- _Material provided_:
========================================================================

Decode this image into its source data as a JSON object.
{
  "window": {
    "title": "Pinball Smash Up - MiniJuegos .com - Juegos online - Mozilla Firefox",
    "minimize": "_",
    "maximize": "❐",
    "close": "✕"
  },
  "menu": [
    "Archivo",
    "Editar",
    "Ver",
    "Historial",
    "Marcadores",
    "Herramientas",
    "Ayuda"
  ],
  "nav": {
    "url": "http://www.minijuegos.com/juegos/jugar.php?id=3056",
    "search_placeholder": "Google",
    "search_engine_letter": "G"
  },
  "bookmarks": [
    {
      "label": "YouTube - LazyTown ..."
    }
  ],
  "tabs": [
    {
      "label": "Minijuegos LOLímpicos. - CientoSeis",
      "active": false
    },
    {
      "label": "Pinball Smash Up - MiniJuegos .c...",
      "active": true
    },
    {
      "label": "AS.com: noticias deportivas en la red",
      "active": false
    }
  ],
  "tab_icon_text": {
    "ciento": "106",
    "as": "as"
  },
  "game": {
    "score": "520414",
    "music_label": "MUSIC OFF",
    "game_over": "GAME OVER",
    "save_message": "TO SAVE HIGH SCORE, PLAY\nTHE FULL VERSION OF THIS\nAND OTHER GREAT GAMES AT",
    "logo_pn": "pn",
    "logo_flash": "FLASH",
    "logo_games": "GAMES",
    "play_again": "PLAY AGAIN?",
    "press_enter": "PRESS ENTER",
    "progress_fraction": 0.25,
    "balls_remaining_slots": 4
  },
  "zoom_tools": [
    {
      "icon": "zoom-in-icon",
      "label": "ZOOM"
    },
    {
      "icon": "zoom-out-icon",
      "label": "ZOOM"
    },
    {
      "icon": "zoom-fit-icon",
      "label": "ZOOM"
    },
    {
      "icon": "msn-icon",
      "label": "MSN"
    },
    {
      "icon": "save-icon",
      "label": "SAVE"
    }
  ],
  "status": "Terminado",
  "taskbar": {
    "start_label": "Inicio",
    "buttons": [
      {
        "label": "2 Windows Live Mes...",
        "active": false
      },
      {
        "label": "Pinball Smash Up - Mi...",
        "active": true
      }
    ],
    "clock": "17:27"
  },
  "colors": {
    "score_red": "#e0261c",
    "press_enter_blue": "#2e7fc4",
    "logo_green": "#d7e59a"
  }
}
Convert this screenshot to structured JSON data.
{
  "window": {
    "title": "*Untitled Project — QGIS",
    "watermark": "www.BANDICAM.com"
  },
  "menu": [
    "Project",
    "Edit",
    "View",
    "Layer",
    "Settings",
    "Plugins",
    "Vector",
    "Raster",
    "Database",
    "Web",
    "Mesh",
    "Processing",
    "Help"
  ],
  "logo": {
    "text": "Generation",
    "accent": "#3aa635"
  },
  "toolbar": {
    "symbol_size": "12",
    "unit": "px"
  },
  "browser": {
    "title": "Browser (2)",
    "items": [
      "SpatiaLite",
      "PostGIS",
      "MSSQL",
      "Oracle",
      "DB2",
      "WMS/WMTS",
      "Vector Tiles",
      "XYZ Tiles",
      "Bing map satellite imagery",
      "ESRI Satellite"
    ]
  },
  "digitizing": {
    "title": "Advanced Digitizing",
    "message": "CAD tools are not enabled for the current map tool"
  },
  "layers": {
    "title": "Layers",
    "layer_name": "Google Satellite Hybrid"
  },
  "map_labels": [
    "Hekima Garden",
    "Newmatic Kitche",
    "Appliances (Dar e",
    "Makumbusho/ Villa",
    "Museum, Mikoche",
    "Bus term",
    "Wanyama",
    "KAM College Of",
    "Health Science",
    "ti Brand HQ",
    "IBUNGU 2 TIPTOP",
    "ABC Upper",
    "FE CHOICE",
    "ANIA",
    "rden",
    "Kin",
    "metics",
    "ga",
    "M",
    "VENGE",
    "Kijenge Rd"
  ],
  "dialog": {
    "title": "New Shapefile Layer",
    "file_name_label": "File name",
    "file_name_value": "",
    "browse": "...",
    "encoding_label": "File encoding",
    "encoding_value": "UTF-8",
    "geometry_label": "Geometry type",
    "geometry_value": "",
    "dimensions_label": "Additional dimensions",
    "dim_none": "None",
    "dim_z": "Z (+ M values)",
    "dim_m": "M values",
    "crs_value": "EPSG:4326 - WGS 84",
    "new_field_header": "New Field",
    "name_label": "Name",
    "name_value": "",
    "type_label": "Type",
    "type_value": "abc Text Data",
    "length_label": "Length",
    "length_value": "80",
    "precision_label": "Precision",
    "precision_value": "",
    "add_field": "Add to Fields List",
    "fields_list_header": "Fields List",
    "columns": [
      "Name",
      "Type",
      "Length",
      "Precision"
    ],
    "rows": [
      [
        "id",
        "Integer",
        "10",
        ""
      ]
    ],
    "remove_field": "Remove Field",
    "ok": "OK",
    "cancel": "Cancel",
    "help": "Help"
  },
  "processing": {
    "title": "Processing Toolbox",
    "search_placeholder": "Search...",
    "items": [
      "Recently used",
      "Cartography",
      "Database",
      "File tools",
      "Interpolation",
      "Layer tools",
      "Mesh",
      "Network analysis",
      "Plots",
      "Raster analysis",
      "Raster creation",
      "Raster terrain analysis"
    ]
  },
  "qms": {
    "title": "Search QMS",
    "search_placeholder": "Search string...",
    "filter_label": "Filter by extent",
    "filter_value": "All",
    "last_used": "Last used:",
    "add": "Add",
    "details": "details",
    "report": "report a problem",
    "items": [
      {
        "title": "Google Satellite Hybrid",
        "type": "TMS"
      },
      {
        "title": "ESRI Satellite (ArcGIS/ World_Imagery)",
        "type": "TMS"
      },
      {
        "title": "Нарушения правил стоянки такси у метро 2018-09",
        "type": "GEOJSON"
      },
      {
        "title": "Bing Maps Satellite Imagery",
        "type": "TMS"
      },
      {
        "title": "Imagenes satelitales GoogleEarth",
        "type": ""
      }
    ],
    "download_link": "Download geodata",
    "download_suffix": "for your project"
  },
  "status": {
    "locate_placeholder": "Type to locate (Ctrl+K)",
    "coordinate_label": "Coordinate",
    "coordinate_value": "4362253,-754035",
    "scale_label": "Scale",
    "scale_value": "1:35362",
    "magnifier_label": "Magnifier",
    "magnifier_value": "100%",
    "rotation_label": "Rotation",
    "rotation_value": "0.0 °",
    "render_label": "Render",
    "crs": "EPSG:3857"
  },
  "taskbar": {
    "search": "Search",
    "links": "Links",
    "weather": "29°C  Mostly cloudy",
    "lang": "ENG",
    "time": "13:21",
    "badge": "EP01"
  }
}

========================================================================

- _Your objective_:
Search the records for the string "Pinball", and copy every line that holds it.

- _Final answer_:
    "title": "Pinball Smash Up - MiniJuegos .com - Juegos online - Mozilla Firefox",
      "label": "Pinball Smash Up - MiniJuegos .c...",
        "label": "Pinball Smash Up - Mi...",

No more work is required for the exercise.